Prompt:
Give back each line of the listing below that contains the string "services".

Record excerpts:
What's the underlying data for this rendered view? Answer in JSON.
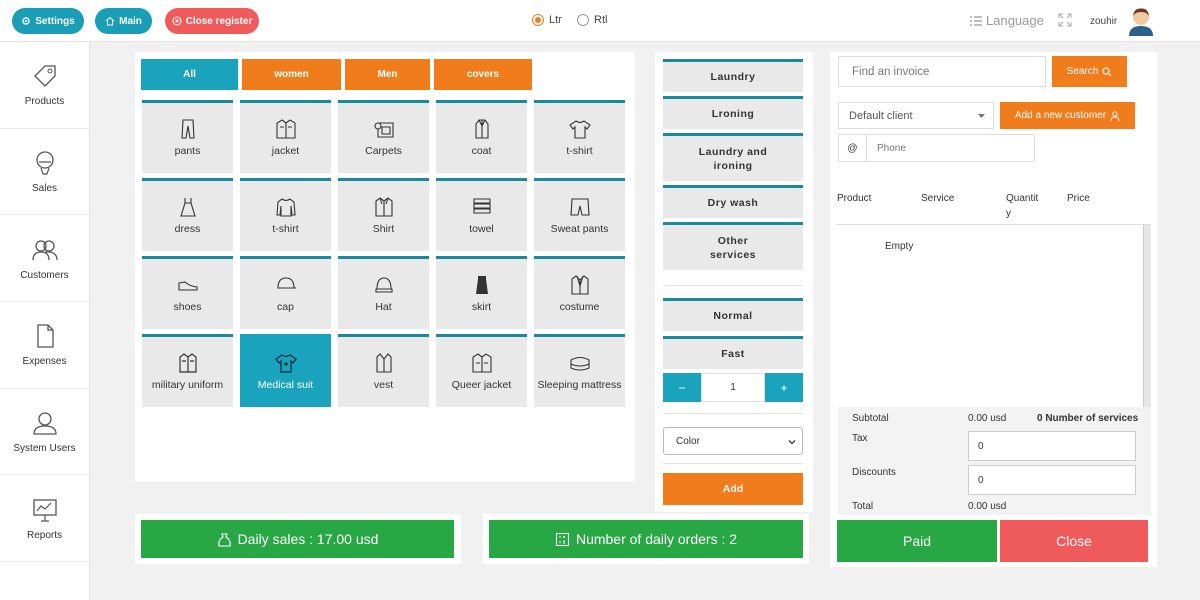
{
  "topbar": {
    "settings_label": "Settings",
    "main_label": "Main",
    "close_register_label": "Close register",
    "direction_options": [
      {
        "label": "Ltr",
        "selected": true
      },
      {
        "label": "Rtl",
        "selected": false
      }
    ],
    "language_label": "Language",
    "username": "zouhir"
  },
  "sidebar": {
    "items": [
      {
        "label": "Products",
        "icon": "tag-icon"
      },
      {
        "label": "Sales",
        "icon": "balloon-icon"
      },
      {
        "label": "Customers",
        "icon": "users-icon"
      },
      {
        "label": "Expenses",
        "icon": "document-icon"
      },
      {
        "label": "System Users",
        "icon": "user-icon"
      },
      {
        "label": "Reports",
        "icon": "monitor-chart-icon"
      }
    ]
  },
  "categories": {
    "tabs": [
      {
        "label": "All",
        "active": true
      },
      {
        "label": "women",
        "active": false
      },
      {
        "label": "Men",
        "active": false
      },
      {
        "label": "covers",
        "active": false
      }
    ]
  },
  "products": [
    {
      "label": "pants",
      "icon": "pants-icon"
    },
    {
      "label": "jacket",
      "icon": "jacket-icon"
    },
    {
      "label": "Carpets",
      "icon": "carpet-icon"
    },
    {
      "label": "coat",
      "icon": "coat-icon"
    },
    {
      "label": "t-shirt",
      "icon": "tshirt-icon"
    },
    {
      "label": "dress",
      "icon": "dress-icon"
    },
    {
      "label": "t-shirt",
      "icon": "long-sleeve-icon"
    },
    {
      "label": "Shirt",
      "icon": "shirt-icon"
    },
    {
      "label": "towel",
      "icon": "towel-icon"
    },
    {
      "label": "Sweat pants",
      "icon": "shorts-icon"
    },
    {
      "label": "shoes",
      "icon": "shoe-icon"
    },
    {
      "label": "cap",
      "icon": "cap-icon"
    },
    {
      "label": "Hat",
      "icon": "hat-icon"
    },
    {
      "label": "skirt",
      "icon": "skirt-icon"
    },
    {
      "label": "costume",
      "icon": "suit-icon"
    },
    {
      "label": "military uniform",
      "icon": "uniform-icon"
    },
    {
      "label": "Medical suit",
      "icon": "scrubs-icon",
      "active": true
    },
    {
      "label": "vest",
      "icon": "vest-icon"
    },
    {
      "label": "Queer jacket",
      "icon": "jacket-icon"
    },
    {
      "label": "Sleeping mattress",
      "icon": "mattress-icon"
    }
  ],
  "services": {
    "items": [
      "Laundry",
      "Lroning",
      "Laundry and ironing",
      "Dry wash",
      "Other services"
    ],
    "speed": [
      "Normal",
      "Fast"
    ],
    "quantity": {
      "minus": "−",
      "value": "1",
      "plus": "+"
    },
    "color_select": "Color",
    "add_label": "Add"
  },
  "invoice": {
    "search_placeholder": "Find an invoice",
    "search_label": "Search",
    "client_select": "Default client",
    "add_customer_label": "Add a new customer",
    "phone_prefix": "@",
    "phone_placeholder": "Phone",
    "columns": [
      "Product",
      "Service",
      "Quantity",
      "Price"
    ],
    "empty_text": "Empty",
    "subtotal_label": "Subtotal",
    "subtotal_value": "0.00 usd",
    "services_count": "0 Number of services",
    "tax_label": "Tax",
    "tax_value": "0",
    "discounts_label": "Discounts",
    "discounts_value": "0",
    "total_label": "Total",
    "total_value": "0.00 usd",
    "paid_label": "Paid",
    "close_label": "Close"
  },
  "stats": {
    "daily_sales": "Daily sales : 17.00 usd",
    "daily_orders": "Number of daily orders : 2"
  },
  "colors": {
    "teal": "#1a9eb8",
    "orange": "#f07c1c",
    "red": "#ef5b5b",
    "green": "#28a745"
  }
}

Answer to this exercise:
  "services": {
      "Other services"
    "services_count": "0 Number of services",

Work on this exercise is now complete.